• DATA EXTRACT:
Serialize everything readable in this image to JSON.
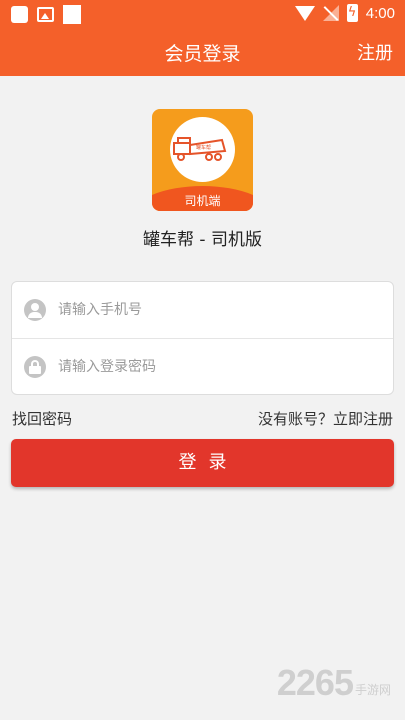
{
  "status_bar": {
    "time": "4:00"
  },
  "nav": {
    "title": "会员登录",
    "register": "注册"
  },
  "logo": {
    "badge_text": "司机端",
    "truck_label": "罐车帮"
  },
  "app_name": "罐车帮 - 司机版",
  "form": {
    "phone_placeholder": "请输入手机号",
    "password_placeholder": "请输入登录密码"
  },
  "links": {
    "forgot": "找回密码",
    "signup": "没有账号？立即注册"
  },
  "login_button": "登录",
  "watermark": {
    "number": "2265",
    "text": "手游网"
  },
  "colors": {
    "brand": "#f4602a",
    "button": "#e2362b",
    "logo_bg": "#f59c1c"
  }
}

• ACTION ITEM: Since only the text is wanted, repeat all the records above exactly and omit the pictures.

• TASK SOLUTION:
Serialize everything readable in this image to JSON.
{
  "status_bar": {
    "time": "4:00"
  },
  "nav": {
    "title": "会员登录",
    "register": "注册"
  },
  "logo": {
    "badge_text": "司机端",
    "truck_label": "罐车帮"
  },
  "app_name": "罐车帮 - 司机版",
  "form": {
    "phone_placeholder": "请输入手机号",
    "password_placeholder": "请输入登录密码"
  },
  "links": {
    "forgot": "找回密码",
    "signup": "没有账号？立即注册"
  },
  "login_button": "登录",
  "watermark": {
    "number": "2265",
    "text": "手游网"
  },
  "colors": {
    "brand": "#f4602a",
    "button": "#e2362b",
    "logo_bg": "#f59c1c"
  }
}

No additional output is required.